How to have a more sustainable Christmas

It may be the most wonderful time of the year, but Christmas is not renowned for being the most environmentally friendly. 

Indeed, it is traditionally quite the opposite and a time when our consumption of food, drink and spending in general reaches its peak.  

Whether it’s the tree and decorations we buy to adorn our homes, or the enormous amounts of food and drink we consume, not to mention the rainforest that has to be cut down to provide enough wrapping paper for all those presents, we could all do with being more sustainable when it comes to the festive season. 

And, following the recent COP26 summit and the pleas from the likes of David Attenborough and Greta Thunberg to make more environmentally friendly decisions about our lives, now is the time to find and embrace ways to do our bit. Even small changes can make a difference in reducing our carbon footprint. 

But before you recoil in horror, to do so doesn’t mean scrimping on fun. In fact, by changing just a few things, you can still enjoy the festivities and even save a few bob in the process. 

Perhaps one of the biggest ways to reduce the amount of rubbish going to landfill in the new year is choosing gifts wisely.  

It’s easy to get carried away especially when the shops are full of tempting offers but take a step back and think about who you are buying for and why. 

Instead of maxing out the credit cards and your overdraught facility, fix a limit on present expenditure and stick to it. In additionaddition, think about reducing the numbers of people you buy for, or, capping a figure over which you won’t go. 

Once your budget is sorted, think about the kind of presents you are buying. Those which can be eaten or drunk are great alternatives to yet another pair of socks and once they’ve been consumed, are not going to clutter up the home or make their way to landfill.  

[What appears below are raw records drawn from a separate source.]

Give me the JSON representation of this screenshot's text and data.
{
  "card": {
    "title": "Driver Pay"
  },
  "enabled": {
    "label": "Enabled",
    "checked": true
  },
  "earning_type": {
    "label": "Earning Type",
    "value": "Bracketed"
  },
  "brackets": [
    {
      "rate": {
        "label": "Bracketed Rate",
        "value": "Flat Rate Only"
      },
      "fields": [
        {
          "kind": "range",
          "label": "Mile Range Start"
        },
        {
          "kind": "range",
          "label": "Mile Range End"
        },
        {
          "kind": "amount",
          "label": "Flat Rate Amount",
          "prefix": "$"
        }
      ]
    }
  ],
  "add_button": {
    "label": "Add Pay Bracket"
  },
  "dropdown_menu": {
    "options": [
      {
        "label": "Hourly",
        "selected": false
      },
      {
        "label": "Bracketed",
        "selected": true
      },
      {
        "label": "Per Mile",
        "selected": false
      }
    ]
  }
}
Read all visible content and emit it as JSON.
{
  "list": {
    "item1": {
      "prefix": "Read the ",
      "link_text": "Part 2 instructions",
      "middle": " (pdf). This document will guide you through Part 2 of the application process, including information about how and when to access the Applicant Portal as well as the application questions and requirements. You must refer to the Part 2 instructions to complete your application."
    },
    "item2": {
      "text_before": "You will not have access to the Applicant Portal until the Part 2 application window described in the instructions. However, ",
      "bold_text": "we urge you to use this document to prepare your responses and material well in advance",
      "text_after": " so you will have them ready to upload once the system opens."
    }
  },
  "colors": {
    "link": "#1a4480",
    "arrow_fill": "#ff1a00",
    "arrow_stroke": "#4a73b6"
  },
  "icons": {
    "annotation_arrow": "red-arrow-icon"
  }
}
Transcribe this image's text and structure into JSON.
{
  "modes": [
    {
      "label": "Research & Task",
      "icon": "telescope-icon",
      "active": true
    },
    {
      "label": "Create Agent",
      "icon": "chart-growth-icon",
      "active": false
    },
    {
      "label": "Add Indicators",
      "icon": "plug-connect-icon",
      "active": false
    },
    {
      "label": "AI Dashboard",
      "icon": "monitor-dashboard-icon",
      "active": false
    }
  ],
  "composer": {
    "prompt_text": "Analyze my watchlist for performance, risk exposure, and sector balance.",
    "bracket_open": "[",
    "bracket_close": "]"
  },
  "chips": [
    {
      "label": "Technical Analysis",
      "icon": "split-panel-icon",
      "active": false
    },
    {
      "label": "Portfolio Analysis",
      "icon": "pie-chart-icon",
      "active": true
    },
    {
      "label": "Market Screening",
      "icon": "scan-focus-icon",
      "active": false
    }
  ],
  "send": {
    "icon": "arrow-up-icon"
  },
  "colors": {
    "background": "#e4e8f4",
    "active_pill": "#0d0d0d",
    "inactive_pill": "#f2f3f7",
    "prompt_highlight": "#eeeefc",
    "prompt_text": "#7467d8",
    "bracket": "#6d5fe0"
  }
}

Other ideas include handmade gifts, particularly if they are edible, things that can be used or enjoyed such as soaps, a plant or a reusable water bottle, or a subscription to an environmental charity. 

When it comes to wrapping them up, look for paper that can be recycled or use brown paper which you can decorate yourself.  

Have a go at making Christmas cards or buy ones that are made sustainably, donate a portion of the sale price to a charity or that can be planted in the garden. While you may want to keep a few, make sure you recycle the rest. 

One of the easiest green swaps is going for a real tree rather than artificial. Not only will it make your home smell nice, if it is a pot bound variety it can be planted out in the garden afterwards, or can be recycled into mulch or chippings. By contrast, most artificial trees are made from plastic and other materials that can’t be recycled so their environmental impact is greater than a real one.  

Decorations too can and should be green so get your creative juices flowing by either making your own or recycling old ones. Ditch shop bought crackers and their plastic surprises and opt for making your own. Wreaths and garlands of seasonal foliage including holly, ivy and mistletoe not only look and smell much nicer than their artificial alternatives, they can also be recycled when the decorations come down.  

Finally, perhaps the biggest contributors to the mountain of waste over the festive season is food. Most of us are guilty of over-consumption but we are also prone to buying more than we need, resulting in a significant amount being binned.  

As most food shops are open on Boxing Day, it really does pay to not go overboard and only stock up on things you need – not only will it save on fridge and freezer space, it will save you money too! Choose organic or free rangefree-range food and if there are any leftovers, freeze what you can and compost the rest. 

And finally, don’t forget to shop locally. Not only are you supporting a local, independentindependent, or small business, you will also minimising your global carbon footprint.  

Happy Christmas!